An electricity system with a high or total penetration of variable renewable energy sources is possible in the Nordic countries, meaning both fossil fuels and nuclear power could, in principle, be eliminated from the mix.
That’s according to modelling results reported this week in Nature Energy by a group of energy systems researchers who investigated the impact of increasing the share of intermittent renewable energy (IRE) resources on the Nordic power system. IRE resources include solar photovoltaic, wind, wave and tidal resources, which in the absence of storage options can only provide electricity when Mother Nature provides. The research team considered this variability over different time scales for Norway, Sweden, Finland and eastern Denmark, which are currently predominantly powered by hydro, nuclear, wind, fossil fuels and some biomass.
They developed two scenarios for fossil fuel and nuclear phase-out. The first imagined a high level of IRE integration, but where only 30 percent of generation from nuclear power is replaced by renewables. The second imagined a complete replacement of nuclear power by renewables. Atop this, they considered two different mixes for IRE. The first would see 90 percent coming from wind with 10 percent from solar PV, and the second offered a larger role for solar alongside substantial wave energy build-out and some tidal energy.
The scientists concluded that these four sources have different variability patterns depending on where across the Nordics they are situated. In addition, regardless of the energy mix or level of integration, an increase in variability on the current situation is inevitable with large amounts of IRE.
A fossil-free and nuclear-free Nordic power system is possible to achieve, they say, but high integration of IRE would produce more fluctuations over periods ranging from a few days to a few months.
This poses a challenge, the researchers conclude, as additional hydro capacity could be required to provide that on-demand source of reliable electricity.
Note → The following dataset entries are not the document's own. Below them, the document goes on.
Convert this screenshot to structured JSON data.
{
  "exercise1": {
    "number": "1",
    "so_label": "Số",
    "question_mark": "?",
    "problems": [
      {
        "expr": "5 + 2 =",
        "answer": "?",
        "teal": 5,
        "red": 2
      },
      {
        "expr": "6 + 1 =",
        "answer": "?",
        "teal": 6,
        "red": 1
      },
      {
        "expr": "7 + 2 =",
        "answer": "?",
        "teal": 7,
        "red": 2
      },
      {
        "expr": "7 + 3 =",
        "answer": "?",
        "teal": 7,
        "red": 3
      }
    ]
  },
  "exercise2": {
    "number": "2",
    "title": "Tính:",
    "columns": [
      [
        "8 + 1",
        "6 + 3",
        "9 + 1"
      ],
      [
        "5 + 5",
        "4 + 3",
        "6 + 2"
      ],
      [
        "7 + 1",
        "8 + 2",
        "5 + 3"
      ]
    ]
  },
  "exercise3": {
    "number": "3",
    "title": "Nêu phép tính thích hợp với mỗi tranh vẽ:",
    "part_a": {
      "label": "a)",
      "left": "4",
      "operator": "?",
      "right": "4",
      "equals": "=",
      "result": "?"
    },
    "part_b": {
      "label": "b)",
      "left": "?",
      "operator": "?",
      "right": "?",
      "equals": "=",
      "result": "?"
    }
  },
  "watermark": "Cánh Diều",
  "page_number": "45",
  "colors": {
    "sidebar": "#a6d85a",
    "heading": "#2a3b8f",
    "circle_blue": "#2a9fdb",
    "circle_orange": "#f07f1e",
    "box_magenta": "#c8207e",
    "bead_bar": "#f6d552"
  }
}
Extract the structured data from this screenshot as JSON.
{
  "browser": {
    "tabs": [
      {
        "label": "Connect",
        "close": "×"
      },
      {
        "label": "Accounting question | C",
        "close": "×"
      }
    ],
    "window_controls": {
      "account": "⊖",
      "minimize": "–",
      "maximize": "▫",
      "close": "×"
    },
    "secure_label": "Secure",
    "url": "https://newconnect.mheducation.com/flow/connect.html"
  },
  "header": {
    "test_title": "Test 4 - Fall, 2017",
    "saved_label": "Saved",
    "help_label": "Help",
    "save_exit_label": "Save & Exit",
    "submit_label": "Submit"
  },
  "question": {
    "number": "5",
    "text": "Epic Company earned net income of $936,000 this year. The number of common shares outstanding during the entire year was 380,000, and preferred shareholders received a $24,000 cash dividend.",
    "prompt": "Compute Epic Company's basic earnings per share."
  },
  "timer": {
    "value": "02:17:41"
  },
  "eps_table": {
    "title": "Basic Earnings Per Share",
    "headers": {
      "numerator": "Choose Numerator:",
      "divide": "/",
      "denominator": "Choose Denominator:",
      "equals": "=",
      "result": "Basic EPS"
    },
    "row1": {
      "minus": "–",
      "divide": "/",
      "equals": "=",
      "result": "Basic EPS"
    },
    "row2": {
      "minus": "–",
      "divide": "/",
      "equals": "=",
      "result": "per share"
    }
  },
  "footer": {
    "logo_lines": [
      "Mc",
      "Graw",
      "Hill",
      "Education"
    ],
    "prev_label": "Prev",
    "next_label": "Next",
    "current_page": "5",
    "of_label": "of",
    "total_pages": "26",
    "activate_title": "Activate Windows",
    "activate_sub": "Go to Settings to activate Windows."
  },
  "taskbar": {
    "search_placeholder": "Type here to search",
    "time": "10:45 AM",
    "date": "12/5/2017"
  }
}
Making the transition to completely renewable power systems may also require greater flexibility via introducing novel options to balance supply and demand, such as using the batteries of an electrified transport fleet to store energy.
The researchers noted however that they did not consider current limitations on transmission across the Nordic region.
Their conclusions will be of interest for Canadian decarbonisation efforts given the similarity of geography, population density and the energy mix of the two regions. British Columbia, Manitoba, Ontario, Quebec and Newfoundland and Labrador all have significant penetration of hydroelectricity, while Ontario and New Brunswick rely on nuclear power for a substantial proportion of their electricity generation. The findings suggest that at least in principle nuclear is not needed so long as hydro picks up the slack in those jurisdictions whose geography would allow it.
“Canada seems to have striking similarities to the Nordic region: high hydro power penetration at more than 50 percent of electricity, good wind conditions in large part of the country, relatively poor solar potential, and wave and tidal possibilities particularly on the west coast,” Jon Olauson, the lead researcher for the paper, told the Climate Examiner.
“An important difference though is the larger geographical extent of Canada, which can give a better smoothing of wind power, in particular if more farms were to be installed in the west.”
PICS-funded researchers are currently looking into similar questions to the Nordic scientists, exploring how BC’s hydro could allow increased penetration of wind in Alberta, and whether nuclear needs to be part of the mix.
Energy economist Mark Jaccard helped design BC’s carbon tax, and he still supports it. But he questions just how politically viable a stringent tax—at the level needed to meet climate targets—can really be. So he also continues to explore how other policies that the public find more acceptable could work.